Every year during a weekend of September, Le Patrimoine takes place in France. Le Patrimoine is a cultural weekend during which museums are free, and exhibits and areas that normally wouldn’t be open to the public are opened up. My friends and I decided to “profiter”, and woke up at the early hour of ten on a Sunday morning to wait in line to walk through the palace that houses the Assemblé Nationale.
The two hours of waiting in line in the sun turned out to be worth it. The Assemblé Nationale is made up of deputies, and it is one half of the French parliament (the other half is the “Sénat”). We wandered through gold paneled rooms, each with numerous chandeliers and biblical and mythological paintings covering the walls and ceilings. We got to see the hemicycle, where the meetings of the deputies take place, and the massive, Harry Potter-esque library, with ladders to reach the top shelves and an elaborately painted ceiling.
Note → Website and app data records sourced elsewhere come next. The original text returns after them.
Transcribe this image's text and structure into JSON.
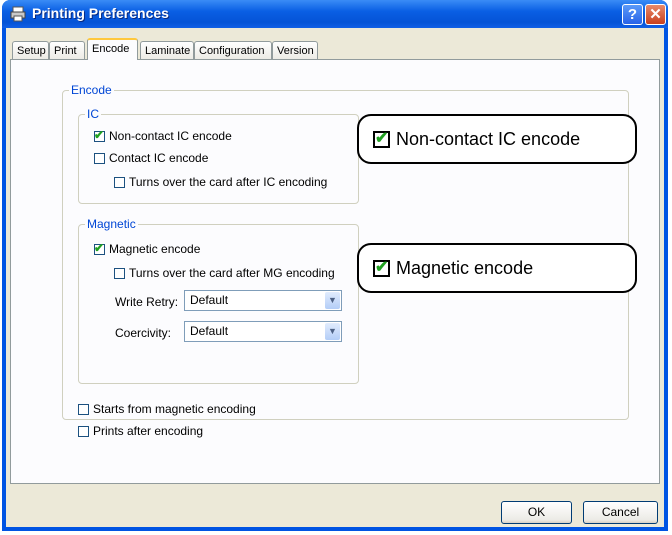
{
  "window": {
    "title": "Printing Preferences"
  },
  "tabs": [
    "Setup",
    "Print",
    "Encode",
    "Laminate",
    "Configuration",
    "Version"
  ],
  "active_tab": "Encode",
  "encode": {
    "group_label": "Encode",
    "ic": {
      "label": "IC",
      "non_contact": {
        "label": "Non-contact IC encode",
        "checked": true
      },
      "contact": {
        "label": "Contact IC encode",
        "checked": false
      },
      "turn_over": {
        "label": "Turns over the card after IC encoding",
        "checked": false
      }
    },
    "magnetic": {
      "label": "Magnetic",
      "encode": {
        "label": "Magnetic encode",
        "checked": true
      },
      "turn_over": {
        "label": "Turns over the card after MG encoding",
        "checked": false
      },
      "write_retry": {
        "label": "Write Retry:",
        "value": "Default"
      },
      "coercivity": {
        "label": "Coercivity:",
        "value": "Default"
      }
    },
    "starts_from_mg": {
      "label": "Starts from magnetic encoding",
      "checked": false
    },
    "prints_after": {
      "label": "Prints after encoding",
      "checked": false
    }
  },
  "callouts": {
    "non_contact": "Non-contact IC encode",
    "magnetic": "Magnetic encode"
  },
  "buttons": {
    "ok": "OK",
    "cancel": "Cancel"
  },
  "colors": {
    "title_bar": "#0a5fe4",
    "group_label": "#0046d5",
    "check": "#21a121"
  }
}
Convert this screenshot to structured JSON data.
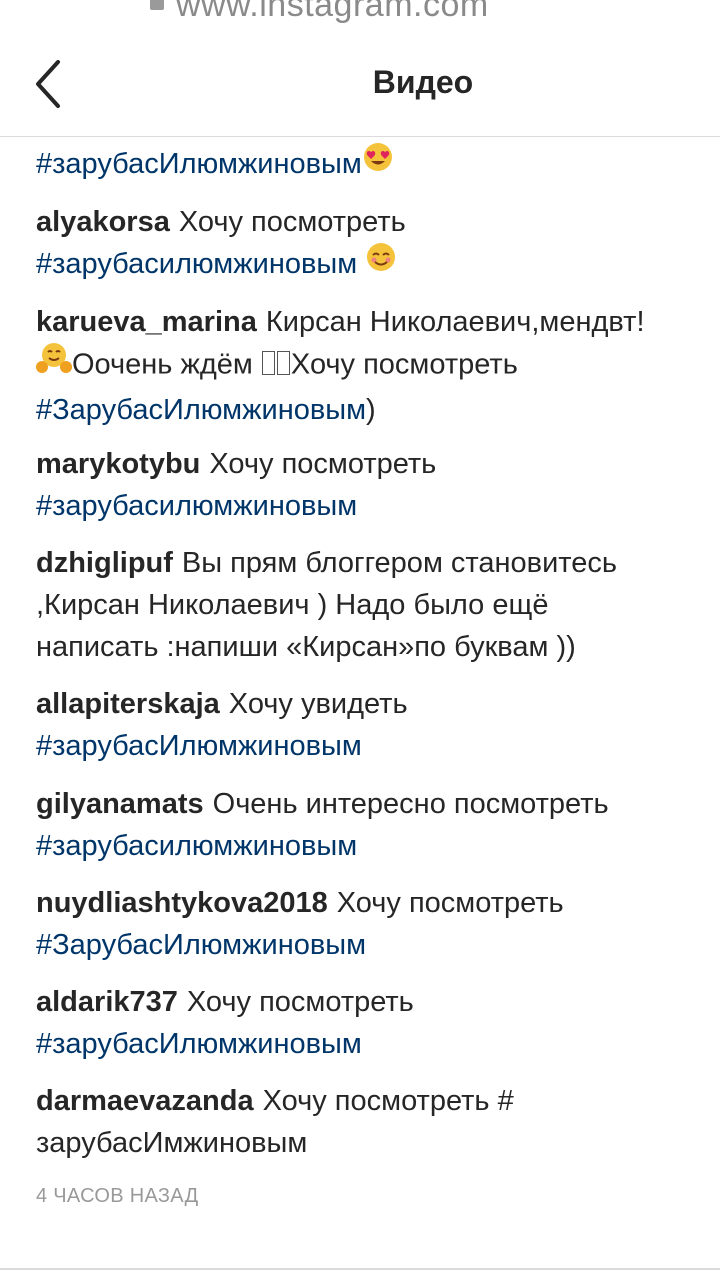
{
  "browser": {
    "url": "www.instagram.com"
  },
  "header": {
    "title": "Видео"
  },
  "comments": [
    {
      "user": "",
      "line1_tag": "#зарубасИлюмжиновым"
    },
    {
      "user": "alyakorsa",
      "line1_text": "Хочу посмотреть",
      "line2_tag": "#зарубасилюмжиновым"
    },
    {
      "user": "karueva_marina",
      "line1_text": "Кирсан Николаевич,мендвт!",
      "line2_text": "Оочень ждём ",
      "line2_text_b": "Хочу посмотреть",
      "line3_tag": "#ЗарубасИлюмжиновым",
      "line3_suffix": ")"
    },
    {
      "user": "marykotybu",
      "line1_text": "Хочу посмотреть",
      "line2_tag": "#зарубасилюмжиновым"
    },
    {
      "user": "dzhiglipuf",
      "line1_text": "Вы прям блоггером становитесь",
      "line2_text": ",Кирсан Николаевич ) Надо было ещё",
      "line3_text": "написать :напиши «Кирсан»по буквам ))"
    },
    {
      "user": "allapiterskaja",
      "line1_text": "Хочу увидеть",
      "line2_tag": "#зарубасИлюмжиновым"
    },
    {
      "user": "gilyanamats",
      "line1_text": "Очень интересно посмотреть",
      "line2_tag": "#зарубасилюмжиновым"
    },
    {
      "user": "nuydliashtykova2018",
      "line1_text": "Хочу посмотреть",
      "line2_tag": "#ЗарубасИлюмжиновым"
    },
    {
      "user": "aldarik737",
      "line1_text": "Хочу посмотреть",
      "line2_tag": "#зарубасИлюмжиновым"
    },
    {
      "user": "darmaevazanda",
      "line1_text": "Хочу посмотреть #",
      "line2_text": "зарубасИмжиновым"
    }
  ],
  "timestamp": "4 ЧАСОВ НАЗАД",
  "icons": {
    "back": "chevron-left-icon",
    "heart_eyes": "heart-eyes-emoji",
    "smiling": "smiling-face-emoji",
    "hugging": "hugging-face-emoji"
  },
  "colors": {
    "text": "#262626",
    "hashtag": "#003569",
    "timestamp": "#999999",
    "divider": "#dbdbdb"
  }
}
After a lunch of falafel and gelato, it seemed only fitting to check out the “Sénat”. Luckily the wait was less than an hour, despite the aggressive grannies that kept cutting us in line. The Sénat boasted rooms in a similarly elaborate style to the Assemblé National. We also got to check out the offices of the Vice Presidents of the senate. At the end of the day we felt extremely cultured and proud of ourselves